• **Exercise aim**: Find the word "icon" in the listing, and copy out each line where it turns up.

• **Extracted material**:
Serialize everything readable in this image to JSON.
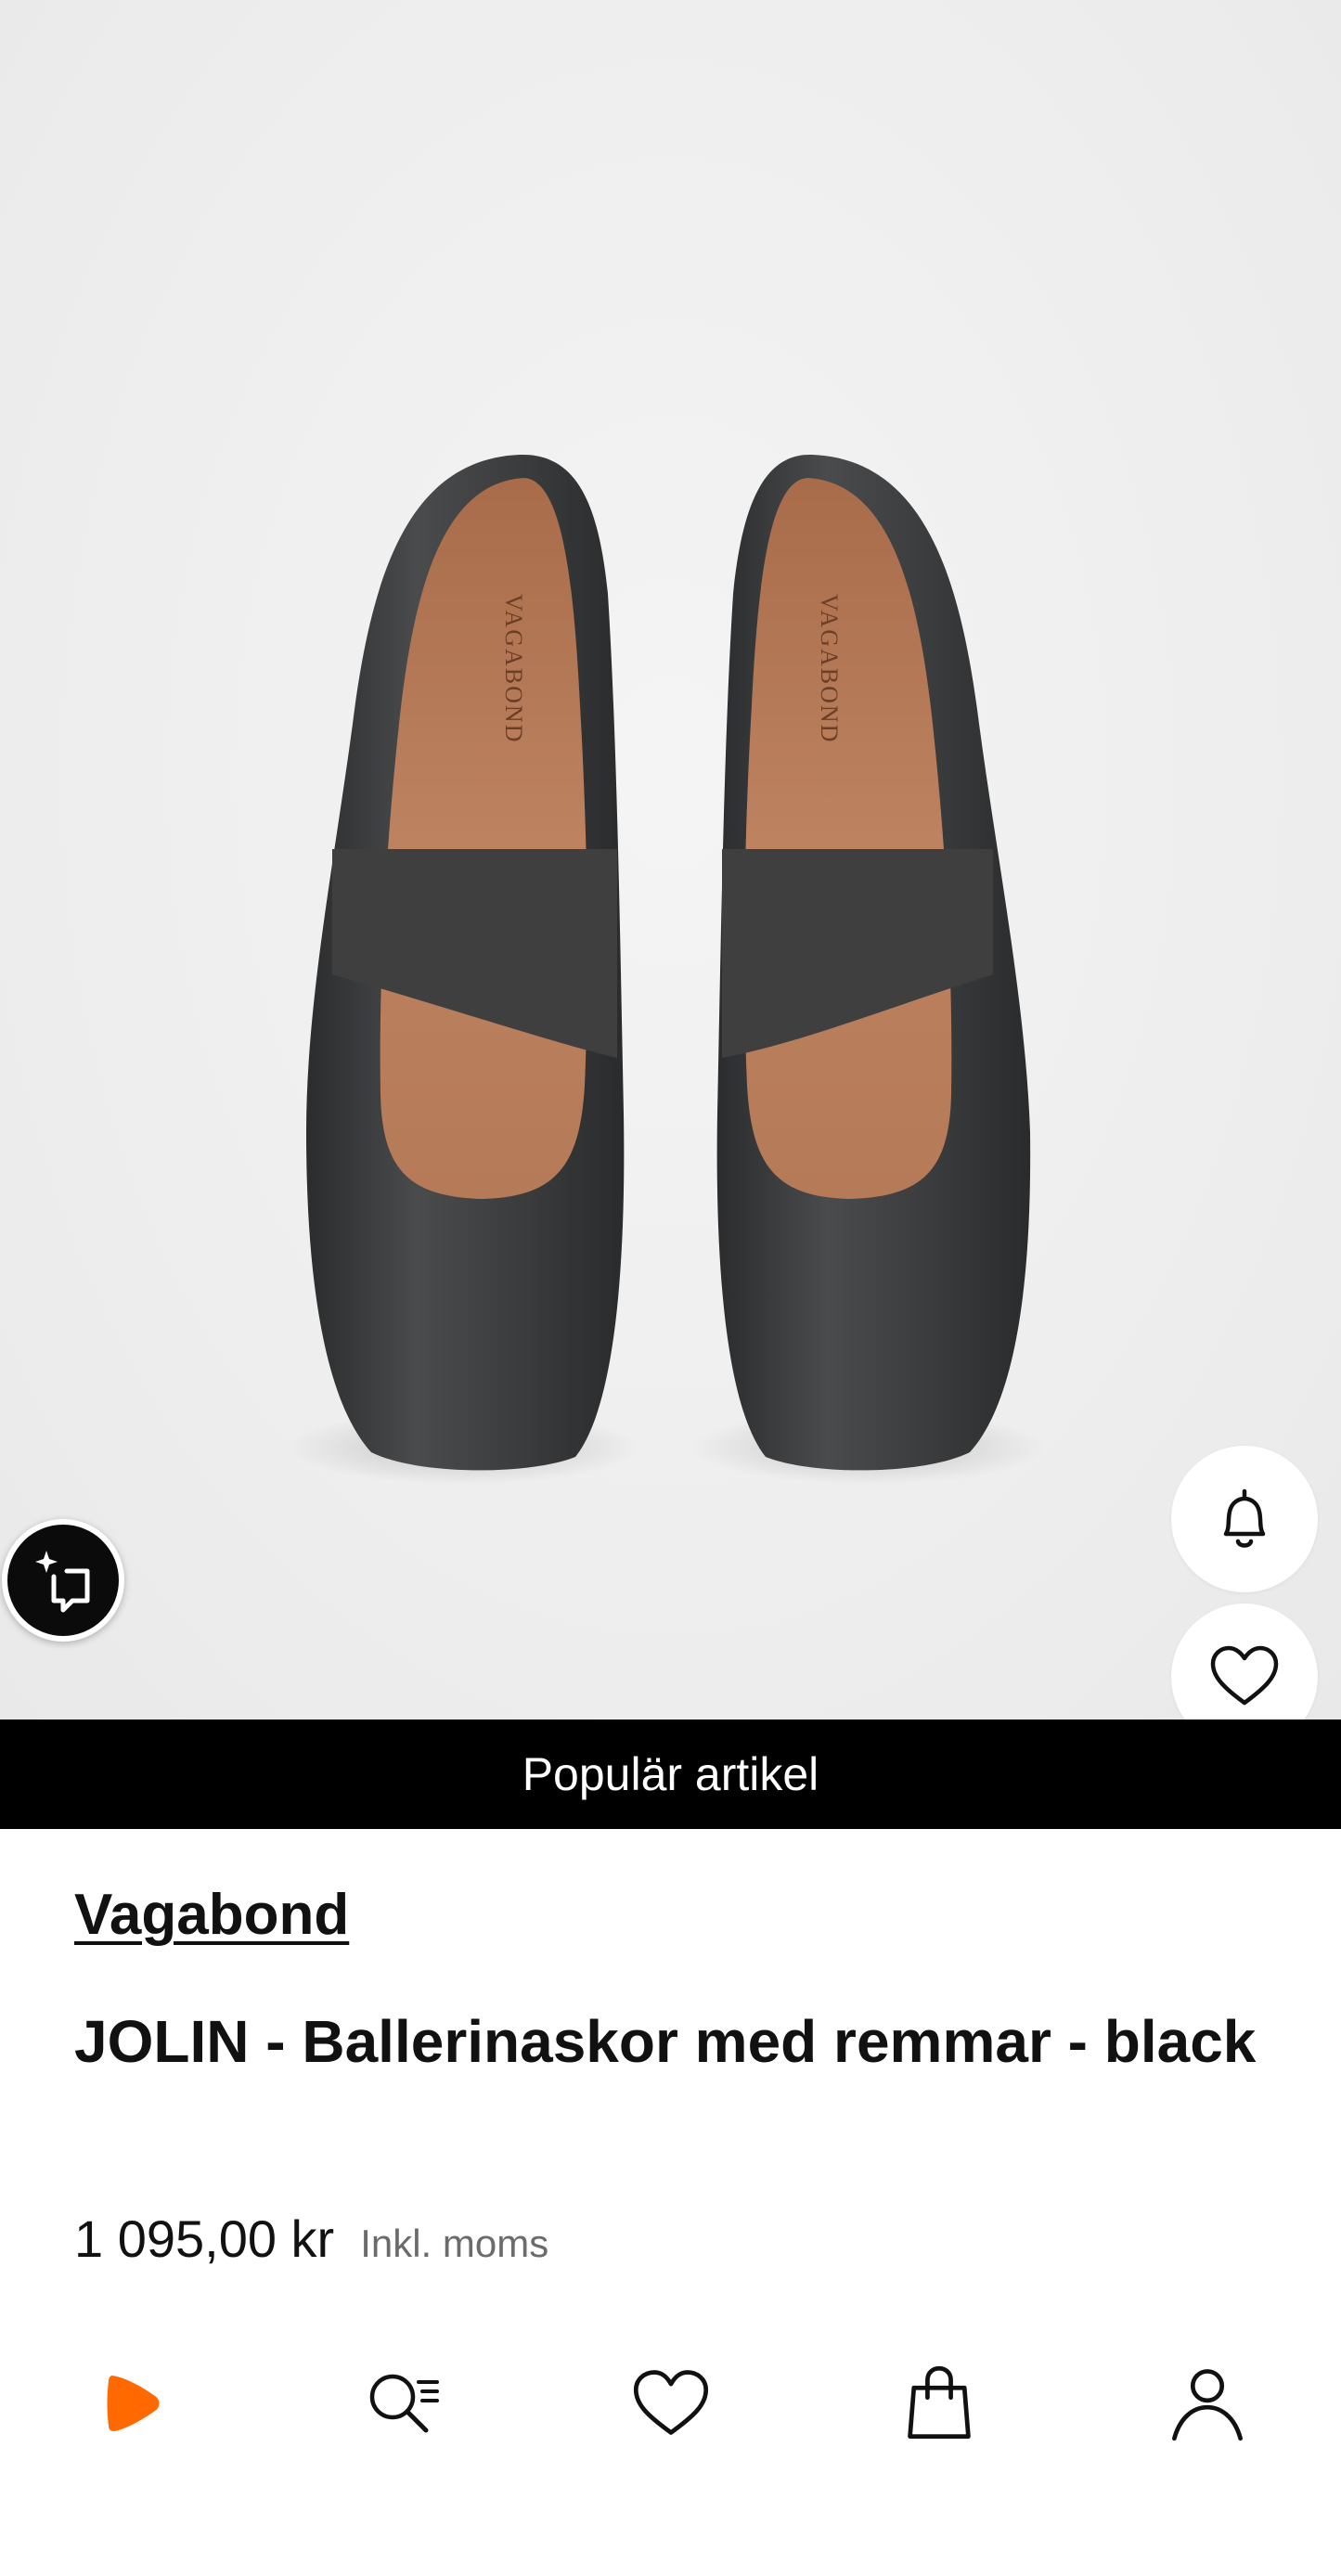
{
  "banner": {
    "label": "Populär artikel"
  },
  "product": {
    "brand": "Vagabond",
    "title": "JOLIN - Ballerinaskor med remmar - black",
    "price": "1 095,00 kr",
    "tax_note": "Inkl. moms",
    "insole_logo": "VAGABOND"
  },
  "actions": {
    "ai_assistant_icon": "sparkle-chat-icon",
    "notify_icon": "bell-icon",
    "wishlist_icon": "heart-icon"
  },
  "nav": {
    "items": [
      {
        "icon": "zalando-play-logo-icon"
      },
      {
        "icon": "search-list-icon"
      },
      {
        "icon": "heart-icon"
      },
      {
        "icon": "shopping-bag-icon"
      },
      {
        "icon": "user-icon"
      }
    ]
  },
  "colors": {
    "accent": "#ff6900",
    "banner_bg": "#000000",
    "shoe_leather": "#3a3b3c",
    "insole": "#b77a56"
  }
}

• **Answer area**:
    "ai_assistant_icon": "sparkle-chat-icon",
    "notify_icon": "bell-icon",
    "wishlist_icon": "heart-icon"
        "icon": "zalando-play-logo-icon"
        "icon": "search-list-icon"
        "icon": "heart-icon"
        "icon": "shopping-bag-icon"
        "icon": "user-icon"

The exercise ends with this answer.